Citing news that a major insurer is not covering damages from hydraulic fracturing for natural gas, an Albany-based environmental group is asking a variety of state officials and lawmakers to survey other insurers on their policies.
Environmental Advocates of New York sent a handful of letters late last week to a number of top officials, including Financial Services Superintendent Benjamin Lawsky, Department of Environmental Conservation Commissioner Joe Martens and the chairmen of the Legislature’s insurance committees.
Earlier this month, it was revealed that Nationwide Insurance would not cover any hydrofracking-related damages. High-volume fracking, of course, hasn’t yet been allowed in New York as the DEC completes an environmental and regulatory review.
In the letter to Lawsky, executive director Rob Moore asked the Cuomo appointee to “open an inquiry into how insurance companies plan to handle liability coverage for businesses, property owners, and others who hold risk related to fracking.”
“If one of the nation’s largest insurance companies has deemed it too risky to provide coverage to land, property, or equipment that is involved in fracking, it is safe to say that the practice will raise discussion with other insurance companies in New York as well,” Moore wrote.

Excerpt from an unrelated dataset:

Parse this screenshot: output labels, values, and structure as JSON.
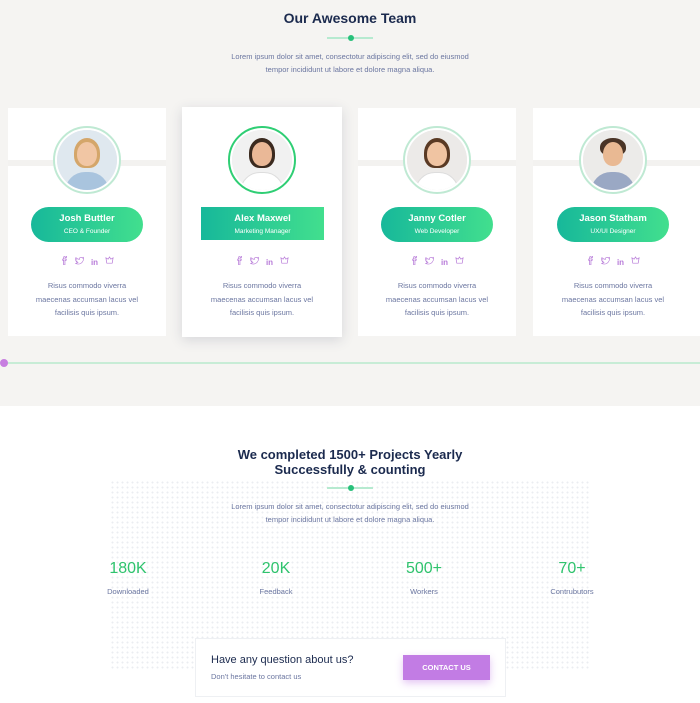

In his letter to Martens, Moore asked Martens to invite nationwide to speak before the DEC’s High-Volume Hydraulic Fracturing Advisory Panel, which is supposed to be looking into financial impacts and benefits of the gas extraction process. (Moore is a member of the panel, which hasn’t met since December.)
The group also requested that the Senate and Assembly hold hearings on the issue of insurers and hydrofracking.
Here’s the letter to Lawsky: